The toppings are delicious as well. I ordered a make-your-own pizza with kalamata olives and mushrooms, and not only were the olives grade A stuff, but the mushrooms were fresh and cut thick.

It took me a few minutes to settle on my choice of toppings because of the wealth of possibilities Fiamma offers. Your base can consist of either tomato sauce, olive oil, or pesto, and from there, you can add a variety of meats, cheeses, and veggies. The selection swings from the ordinary (mozzarella, pepperoni, and tomatoes), to the intriguing (Smoked Provolone, Pancetta, and Peppadew Peppers), to the exotic (Parmesan Reggiano, Prosciutto di Parma, and Arugula).

The trick with Neapolitan pizza, Vogel said, is to not overload them with toppings. Getting the crust just right is a science, and too many ingredients will result in a soggy bottom.

If you can’t choose, Fiamma has already done the heavy lifting for you by concocting nearly a dozen specialty pizzas. For example, the No. 4 comes with tomato sauce, house-made meatballs, mozzarella, ricotta, basil, and olive oil. Or you could choose a No. 11, which comes with a pesto base, fire roasted chicken, mozzarella, feta, red onion, cherry tomato, basil, and olive oil. Just typing those out made me hungry.

Fiamma also offers appetizers (fresh-baked bread and meatballs), salads (Caesar, Spinach, and Arugula), and sandwiches (Meatball, Spicy Italian, and Italian Sausage). I ordered a Caesar side salad, and was impressed with the portion. Even better, the hearts of romaine were crisp and the dressing was tasty. The house-made croutons were too crunchy for me, but someone else might think they’re perfect.

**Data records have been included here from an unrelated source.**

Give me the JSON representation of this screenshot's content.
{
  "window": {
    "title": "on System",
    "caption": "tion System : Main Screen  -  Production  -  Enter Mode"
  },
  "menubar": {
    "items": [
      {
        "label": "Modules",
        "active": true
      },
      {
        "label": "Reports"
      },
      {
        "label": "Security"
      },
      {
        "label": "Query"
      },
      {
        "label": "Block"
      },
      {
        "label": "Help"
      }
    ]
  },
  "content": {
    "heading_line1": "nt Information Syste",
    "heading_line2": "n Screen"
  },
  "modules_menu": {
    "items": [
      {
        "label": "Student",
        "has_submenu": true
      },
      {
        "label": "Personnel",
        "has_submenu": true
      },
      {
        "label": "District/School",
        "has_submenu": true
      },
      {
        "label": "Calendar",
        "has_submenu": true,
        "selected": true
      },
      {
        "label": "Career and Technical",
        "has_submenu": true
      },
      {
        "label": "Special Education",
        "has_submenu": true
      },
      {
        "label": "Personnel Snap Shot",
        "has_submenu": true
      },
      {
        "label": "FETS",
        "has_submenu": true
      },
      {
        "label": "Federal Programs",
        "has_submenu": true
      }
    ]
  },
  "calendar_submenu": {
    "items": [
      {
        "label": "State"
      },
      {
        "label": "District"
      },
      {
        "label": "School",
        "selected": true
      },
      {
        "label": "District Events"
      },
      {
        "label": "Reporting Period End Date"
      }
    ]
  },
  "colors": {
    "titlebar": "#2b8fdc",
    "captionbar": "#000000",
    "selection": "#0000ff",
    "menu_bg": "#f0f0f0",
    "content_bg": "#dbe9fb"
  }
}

While Fiamma doesn’t offer pizza by the slice, it does offer a lunch special consisting of either a sandwich or a two-topping personal-size pizza for $6.99 from 11 a.m. to 2 p.m. daily. You can add a side salad for $1.99 and an ice cold, non-alcoholic drink for $.99. Since it takes Fiamma about 90 seconds to bake a pizza, you could be sitting down and eating in just a few minutes, depending on the size of the crowd.

At night, you’ll want to bring a few dinner companions with you, as only the full-sized pizzas are available. Fiamma is the kind of restaurant you want to share with others, though, and take the credit for discovering.

Speaking of alcohol, Fiamma offers about 50 craft beers, served at your table in the main dining space or in the spacious bar area, located in a separate room. While Fiamma doesn’t serve wine, the restaurant does allow patrons to bring their own.

Located on the north side of town, Fiamma provides a relaxing getaway in the middle of a busy business district. Parking is plentiful and free, and if the weather is nice, one can choose to sit on the patio, where one can sip beer in the shade of a covered table and work off a few calories playing bocce.

While Fiamma doesn’t have much in the way of décor, it’s polished and clean. I did think the stack of cut oak under the wood-fire mural in the main dining space was a nice touch. Finally, the service was fast, friendly, and helpful. (I should add patient, as I took more than a few minutes to choose my toppings.)

Open from 11 a.m. to 10 p.m. Monday through Saturday, Fiamma is a great addition to the downtown Chattanooga food scene. I’m looking forward to going back, and I hope to see you there.

Until then, arrivederci! 


To see more photos, pick up a copy of this week's Hamilton County Herald.